=== Begin Enclosure ===
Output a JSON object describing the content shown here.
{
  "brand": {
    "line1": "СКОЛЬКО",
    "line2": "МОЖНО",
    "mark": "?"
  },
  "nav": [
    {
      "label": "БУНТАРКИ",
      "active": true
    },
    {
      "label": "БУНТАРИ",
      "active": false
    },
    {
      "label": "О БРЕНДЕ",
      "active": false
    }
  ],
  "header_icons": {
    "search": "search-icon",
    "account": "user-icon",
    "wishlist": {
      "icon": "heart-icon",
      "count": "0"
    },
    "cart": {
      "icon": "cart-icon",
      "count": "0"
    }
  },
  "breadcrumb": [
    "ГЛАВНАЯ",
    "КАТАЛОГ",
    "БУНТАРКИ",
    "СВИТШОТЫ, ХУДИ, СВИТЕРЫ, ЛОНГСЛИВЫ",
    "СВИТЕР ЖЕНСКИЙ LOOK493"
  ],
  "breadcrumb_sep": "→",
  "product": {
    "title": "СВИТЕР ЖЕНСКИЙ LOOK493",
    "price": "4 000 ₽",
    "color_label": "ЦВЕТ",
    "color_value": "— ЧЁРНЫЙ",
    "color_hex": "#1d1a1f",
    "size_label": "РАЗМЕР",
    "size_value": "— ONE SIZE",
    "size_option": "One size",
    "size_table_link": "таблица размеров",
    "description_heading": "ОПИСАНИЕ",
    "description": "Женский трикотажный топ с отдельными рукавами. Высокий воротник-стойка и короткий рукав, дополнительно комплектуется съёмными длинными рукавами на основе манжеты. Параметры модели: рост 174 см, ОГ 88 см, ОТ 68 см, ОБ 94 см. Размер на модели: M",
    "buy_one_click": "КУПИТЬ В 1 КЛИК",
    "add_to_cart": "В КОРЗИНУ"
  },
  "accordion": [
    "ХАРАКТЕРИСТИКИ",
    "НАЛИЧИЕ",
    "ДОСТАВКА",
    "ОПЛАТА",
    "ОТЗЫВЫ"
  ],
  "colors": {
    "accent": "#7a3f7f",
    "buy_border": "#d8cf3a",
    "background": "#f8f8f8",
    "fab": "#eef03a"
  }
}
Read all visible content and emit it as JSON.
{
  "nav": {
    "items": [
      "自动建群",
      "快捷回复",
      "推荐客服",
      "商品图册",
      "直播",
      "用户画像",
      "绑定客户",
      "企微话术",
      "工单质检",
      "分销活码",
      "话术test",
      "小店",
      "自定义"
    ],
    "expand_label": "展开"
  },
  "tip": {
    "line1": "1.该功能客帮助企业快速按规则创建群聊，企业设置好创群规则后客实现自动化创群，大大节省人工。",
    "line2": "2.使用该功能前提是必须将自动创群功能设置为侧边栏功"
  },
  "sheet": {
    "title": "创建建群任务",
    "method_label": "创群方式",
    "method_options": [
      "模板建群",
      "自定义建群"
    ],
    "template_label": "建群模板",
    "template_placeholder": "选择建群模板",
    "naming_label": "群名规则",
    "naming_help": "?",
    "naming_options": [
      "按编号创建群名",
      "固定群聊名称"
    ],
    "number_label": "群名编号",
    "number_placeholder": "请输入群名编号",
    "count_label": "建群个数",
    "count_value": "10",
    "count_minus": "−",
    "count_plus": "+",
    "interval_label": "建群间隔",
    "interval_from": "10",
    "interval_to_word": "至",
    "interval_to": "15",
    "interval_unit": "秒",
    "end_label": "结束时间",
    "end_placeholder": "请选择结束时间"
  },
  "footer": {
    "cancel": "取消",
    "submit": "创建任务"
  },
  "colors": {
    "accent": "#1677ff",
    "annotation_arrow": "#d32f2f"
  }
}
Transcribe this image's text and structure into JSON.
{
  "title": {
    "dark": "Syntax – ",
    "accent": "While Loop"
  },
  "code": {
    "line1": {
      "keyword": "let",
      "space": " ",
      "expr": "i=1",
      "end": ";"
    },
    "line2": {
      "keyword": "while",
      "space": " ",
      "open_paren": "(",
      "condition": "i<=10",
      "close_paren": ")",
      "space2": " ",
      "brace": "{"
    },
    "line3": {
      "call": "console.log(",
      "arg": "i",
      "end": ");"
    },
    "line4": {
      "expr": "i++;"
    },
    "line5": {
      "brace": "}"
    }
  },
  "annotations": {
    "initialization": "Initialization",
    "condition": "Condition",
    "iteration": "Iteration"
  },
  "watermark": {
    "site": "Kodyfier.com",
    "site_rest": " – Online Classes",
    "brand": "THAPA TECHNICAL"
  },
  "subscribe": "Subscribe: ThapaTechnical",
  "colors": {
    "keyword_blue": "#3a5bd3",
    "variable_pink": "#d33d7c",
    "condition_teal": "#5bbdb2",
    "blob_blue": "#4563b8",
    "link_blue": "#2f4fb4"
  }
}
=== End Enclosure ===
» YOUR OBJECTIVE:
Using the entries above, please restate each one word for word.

» RESPONSE TO THE EXERCISE:
Output a JSON object describing the content shown here.
{
  "brand": {
    "line1": "СКОЛЬКО",
    "line2": "МОЖНО",
    "mark": "?"
  },
  "nav": [
    {
      "label": "БУНТАРКИ",
      "active": true
    },
    {
      "label": "БУНТАРИ",
      "active": false
    },
    {
      "label": "О БРЕНДЕ",
      "active": false
    }
  ],
  "header_icons": {
    "search": "search-icon",
    "account": "user-icon",
    "wishlist": {
      "icon": "heart-icon",
      "count": "0"
    },
    "cart": {
      "icon": "cart-icon",
      "count": "0"
    }
  },
  "breadcrumb": [
    "ГЛАВНАЯ",
    "КАТАЛОГ",
    "БУНТАРКИ",
    "СВИТШОТЫ, ХУДИ, СВИТЕРЫ, ЛОНГСЛИВЫ",
    "СВИТЕР ЖЕНСКИЙ LOOK493"
  ],
  "breadcrumb_sep": "→",
  "product": {
    "title": "СВИТЕР ЖЕНСКИЙ LOOK493",
    "price": "4 000 ₽",
    "color_label": "ЦВЕТ",
    "color_value": "— ЧЁРНЫЙ",
    "color_hex": "#1d1a1f",
    "size_label": "РАЗМЕР",
    "size_value": "— ONE SIZE",
    "size_option": "One size",
    "size_table_link": "таблица размеров",
    "description_heading": "ОПИСАНИЕ",
    "description": "Женский трикотажный топ с отдельными рукавами. Высокий воротник-стойка и короткий рукав, дополнительно комплектуется съёмными длинными рукавами на основе манжеты. Параметры модели: рост 174 см, ОГ 88 см, ОТ 68 см, ОБ 94 см. Размер на модели: M",
    "buy_one_click": "КУПИТЬ В 1 КЛИК",
    "add_to_cart": "В КОРЗИНУ"
  },
  "accordion": [
    "ХАРАКТЕРИСТИКИ",
    "НАЛИЧИЕ",
    "ДОСТАВКА",
    "ОПЛАТА",
    "ОТЗЫВЫ"
  ],
  "colors": {
    "accent": "#7a3f7f",
    "buy_border": "#d8cf3a",
    "background": "#f8f8f8",
    "fab": "#eef03a"
  }
}
Read all visible content and emit it as JSON.
{
  "nav": {
    "items": [
      "自动建群",
      "快捷回复",
      "推荐客服",
      "商品图册",
      "直播",
      "用户画像",
      "绑定客户",
      "企微话术",
      "工单质检",
      "分销活码",
      "话术test",
      "小店",
      "自定义"
    ],
    "expand_label": "展开"
  },
  "tip": {
    "line1": "1.该功能客帮助企业快速按规则创建群聊，企业设置好创群规则后客实现自动化创群，大大节省人工。",
    "line2": "2.使用该功能前提是必须将自动创群功能设置为侧边栏功"
  },
  "sheet": {
    "title": "创建建群任务",
    "method_label": "创群方式",
    "method_options": [
      "模板建群",
      "自定义建群"
    ],
    "template_label": "建群模板",
    "template_placeholder": "选择建群模板",
    "naming_label": "群名规则",
    "naming_help": "?",
    "naming_options": [
      "按编号创建群名",
      "固定群聊名称"
    ],
    "number_label": "群名编号",
    "number_placeholder": "请输入群名编号",
    "count_label": "建群个数",
    "count_value": "10",
    "count_minus": "−",
    "count_plus": "+",
    "interval_label": "建群间隔",
    "interval_from": "10",
    "interval_to_word": "至",
    "interval_to": "15",
    "interval_unit": "秒",
    "end_label": "结束时间",
    "end_placeholder": "请选择结束时间"
  },
  "footer": {
    "cancel": "取消",
    "submit": "创建任务"
  },
  "colors": {
    "accent": "#1677ff",
    "annotation_arrow": "#d32f2f"
  }
}
Transcribe this image's text and structure into JSON.
{
  "title": {
    "dark": "Syntax – ",
    "accent": "While Loop"
  },
  "code": {
    "line1": {
      "keyword": "let",
      "space": " ",
      "expr": "i=1",
      "end": ";"
    },
    "line2": {
      "keyword": "while",
      "space": " ",
      "open_paren": "(",
      "condition": "i<=10",
      "close_paren": ")",
      "space2": " ",
      "brace": "{"
    },
    "line3": {
      "call": "console.log(",
      "arg": "i",
      "end": ");"
    },
    "line4": {
      "expr": "i++;"
    },
    "line5": {
      "brace": "}"
    }
  },
  "annotations": {
    "initialization": "Initialization",
    "condition": "Condition",
    "iteration": "Iteration"
  },
  "watermark": {
    "site": "Kodyfier.com",
    "site_rest": " – Online Classes",
    "brand": "THAPA TECHNICAL"
  },
  "subscribe": "Subscribe: ThapaTechnical",
  "colors": {
    "keyword_blue": "#3a5bd3",
    "variable_pink": "#d33d7c",
    "condition_teal": "#5bbdb2",
    "blob_blue": "#4563b8",
    "link_blue": "#2f4fb4"
  }
}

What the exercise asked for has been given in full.